Nothing in the records below may change; print them all exactly.

• [Information provided]:
------------------------------------

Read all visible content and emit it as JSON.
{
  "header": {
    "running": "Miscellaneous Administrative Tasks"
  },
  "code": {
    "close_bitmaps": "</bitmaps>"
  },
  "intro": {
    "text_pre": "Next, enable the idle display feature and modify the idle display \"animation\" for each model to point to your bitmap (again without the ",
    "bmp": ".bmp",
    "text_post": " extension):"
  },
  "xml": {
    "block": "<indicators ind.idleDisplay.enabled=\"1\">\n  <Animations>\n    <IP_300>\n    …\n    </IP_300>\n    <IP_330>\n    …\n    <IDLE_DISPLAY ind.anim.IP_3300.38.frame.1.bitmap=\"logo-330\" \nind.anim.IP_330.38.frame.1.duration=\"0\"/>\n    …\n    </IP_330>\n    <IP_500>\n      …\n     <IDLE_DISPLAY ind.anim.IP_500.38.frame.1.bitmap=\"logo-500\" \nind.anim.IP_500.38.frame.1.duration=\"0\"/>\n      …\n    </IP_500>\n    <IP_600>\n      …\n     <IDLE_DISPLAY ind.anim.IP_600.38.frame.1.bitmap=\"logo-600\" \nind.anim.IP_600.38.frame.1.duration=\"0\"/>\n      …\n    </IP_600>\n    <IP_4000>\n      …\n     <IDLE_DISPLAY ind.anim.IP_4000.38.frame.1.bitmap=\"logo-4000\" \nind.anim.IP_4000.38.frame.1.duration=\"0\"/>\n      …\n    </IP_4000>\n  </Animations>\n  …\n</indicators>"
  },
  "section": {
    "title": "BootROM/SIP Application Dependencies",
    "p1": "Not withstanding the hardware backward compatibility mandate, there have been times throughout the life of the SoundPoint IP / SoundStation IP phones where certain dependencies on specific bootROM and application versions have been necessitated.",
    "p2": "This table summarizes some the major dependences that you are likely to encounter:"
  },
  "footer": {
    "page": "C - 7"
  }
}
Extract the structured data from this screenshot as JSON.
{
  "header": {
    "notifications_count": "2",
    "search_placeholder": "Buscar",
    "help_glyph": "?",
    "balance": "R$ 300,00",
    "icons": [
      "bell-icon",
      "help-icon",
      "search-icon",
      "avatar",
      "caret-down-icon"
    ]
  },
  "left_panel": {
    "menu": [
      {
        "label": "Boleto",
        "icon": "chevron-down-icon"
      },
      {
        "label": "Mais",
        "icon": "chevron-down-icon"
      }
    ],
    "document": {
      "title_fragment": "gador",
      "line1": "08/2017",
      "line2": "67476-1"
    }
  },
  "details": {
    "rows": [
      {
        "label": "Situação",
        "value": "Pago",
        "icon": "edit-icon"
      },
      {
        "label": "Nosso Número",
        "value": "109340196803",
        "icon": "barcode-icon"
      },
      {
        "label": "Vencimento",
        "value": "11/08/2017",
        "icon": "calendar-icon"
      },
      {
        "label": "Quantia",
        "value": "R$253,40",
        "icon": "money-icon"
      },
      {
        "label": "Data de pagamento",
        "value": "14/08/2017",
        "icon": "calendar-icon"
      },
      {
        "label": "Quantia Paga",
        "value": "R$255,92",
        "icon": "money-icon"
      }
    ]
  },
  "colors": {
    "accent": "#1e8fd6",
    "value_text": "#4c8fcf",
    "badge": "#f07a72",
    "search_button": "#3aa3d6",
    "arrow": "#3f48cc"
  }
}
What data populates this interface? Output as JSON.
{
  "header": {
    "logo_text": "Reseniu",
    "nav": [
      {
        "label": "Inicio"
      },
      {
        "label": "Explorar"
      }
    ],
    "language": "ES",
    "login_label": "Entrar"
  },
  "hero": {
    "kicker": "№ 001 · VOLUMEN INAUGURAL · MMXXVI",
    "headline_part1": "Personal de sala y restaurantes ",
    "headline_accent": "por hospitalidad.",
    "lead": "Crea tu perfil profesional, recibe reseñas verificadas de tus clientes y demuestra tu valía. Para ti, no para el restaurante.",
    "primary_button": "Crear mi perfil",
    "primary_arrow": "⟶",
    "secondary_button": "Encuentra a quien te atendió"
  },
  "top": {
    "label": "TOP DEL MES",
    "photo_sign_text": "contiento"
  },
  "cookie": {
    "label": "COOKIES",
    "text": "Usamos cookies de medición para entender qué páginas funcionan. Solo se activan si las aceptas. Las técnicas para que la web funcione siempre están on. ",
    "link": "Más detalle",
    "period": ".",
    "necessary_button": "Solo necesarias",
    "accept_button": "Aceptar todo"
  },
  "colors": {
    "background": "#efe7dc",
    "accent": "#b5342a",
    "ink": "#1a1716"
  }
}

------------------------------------

• [Solution for this task]:
Read all visible content and emit it as JSON.
{
  "header": {
    "running": "Miscellaneous Administrative Tasks"
  },
  "code": {
    "close_bitmaps": "</bitmaps>"
  },
  "intro": {
    "text_pre": "Next, enable the idle display feature and modify the idle display \"animation\" for each model to point to your bitmap (again without the ",
    "bmp": ".bmp",
    "text_post": " extension):"
  },
  "xml": {
    "block": "<indicators ind.idleDisplay.enabled=\"1\">\n  <Animations>\n    <IP_300>\n    …\n    </IP_300>\n    <IP_330>\n    …\n    <IDLE_DISPLAY ind.anim.IP_3300.38.frame.1.bitmap=\"logo-330\" \nind.anim.IP_330.38.frame.1.duration=\"0\"/>\n    …\n    </IP_330>\n    <IP_500>\n      …\n     <IDLE_DISPLAY ind.anim.IP_500.38.frame.1.bitmap=\"logo-500\" \nind.anim.IP_500.38.frame.1.duration=\"0\"/>\n      …\n    </IP_500>\n    <IP_600>\n      …\n     <IDLE_DISPLAY ind.anim.IP_600.38.frame.1.bitmap=\"logo-600\" \nind.anim.IP_600.38.frame.1.duration=\"0\"/>\n      …\n    </IP_600>\n    <IP_4000>\n      …\n     <IDLE_DISPLAY ind.anim.IP_4000.38.frame.1.bitmap=\"logo-4000\" \nind.anim.IP_4000.38.frame.1.duration=\"0\"/>\n      …\n    </IP_4000>\n  </Animations>\n  …\n</indicators>"
  },
  "section": {
    "title": "BootROM/SIP Application Dependencies",
    "p1": "Not withstanding the hardware backward compatibility mandate, there have been times throughout the life of the SoundPoint IP / SoundStation IP phones where certain dependencies on specific bootROM and application versions have been necessitated.",
    "p2": "This table summarizes some the major dependences that you are likely to encounter:"
  },
  "footer": {
    "page": "C - 7"
  }
}
Extract the structured data from this screenshot as JSON.
{
  "header": {
    "notifications_count": "2",
    "search_placeholder": "Buscar",
    "help_glyph": "?",
    "balance": "R$ 300,00",
    "icons": [
      "bell-icon",
      "help-icon",
      "search-icon",
      "avatar",
      "caret-down-icon"
    ]
  },
  "left_panel": {
    "menu": [
      {
        "label": "Boleto",
        "icon": "chevron-down-icon"
      },
      {
        "label": "Mais",
        "icon": "chevron-down-icon"
      }
    ],
    "document": {
      "title_fragment": "gador",
      "line1": "08/2017",
      "line2": "67476-1"
    }
  },
  "details": {
    "rows": [
      {
        "label": "Situação",
        "value": "Pago",
        "icon": "edit-icon"
      },
      {
        "label": "Nosso Número",
        "value": "109340196803",
        "icon": "barcode-icon"
      },
      {
        "label": "Vencimento",
        "value": "11/08/2017",
        "icon": "calendar-icon"
      },
      {
        "label": "Quantia",
        "value": "R$253,40",
        "icon": "money-icon"
      },
      {
        "label": "Data de pagamento",
        "value": "14/08/2017",
        "icon": "calendar-icon"
      },
      {
        "label": "Quantia Paga",
        "value": "R$255,92",
        "icon": "money-icon"
      }
    ]
  },
  "colors": {
    "accent": "#1e8fd6",
    "value_text": "#4c8fcf",
    "badge": "#f07a72",
    "search_button": "#3aa3d6",
    "arrow": "#3f48cc"
  }
}
What data populates this interface? Output as JSON.
{
  "header": {
    "logo_text": "Reseniu",
    "nav": [
      {
        "label": "Inicio"
      },
      {
        "label": "Explorar"
      }
    ],
    "language": "ES",
    "login_label": "Entrar"
  },
  "hero": {
    "kicker": "№ 001 · VOLUMEN INAUGURAL · MMXXVI",
    "headline_part1": "Personal de sala y restaurantes ",
    "headline_accent": "por hospitalidad.",
    "lead": "Crea tu perfil profesional, recibe reseñas verificadas de tus clientes y demuestra tu valía. Para ti, no para el restaurante.",
    "primary_button": "Crear mi perfil",
    "primary_arrow": "⟶",
    "secondary_button": "Encuentra a quien te atendió"
  },
  "top": {
    "label": "TOP DEL MES",
    "photo_sign_text": "contiento"
  },
  "cookie": {
    "label": "COOKIES",
    "text": "Usamos cookies de medición para entender qué páginas funcionan. Solo se activan si las aceptas. Las técnicas para que la web funcione siempre están on. ",
    "link": "Más detalle",
    "period": ".",
    "necessary_button": "Solo necesarias",
    "accept_button": "Aceptar todo"
  },
  "colors": {
    "background": "#efe7dc",
    "accent": "#b5342a",
    "ink": "#1a1716"
  }
}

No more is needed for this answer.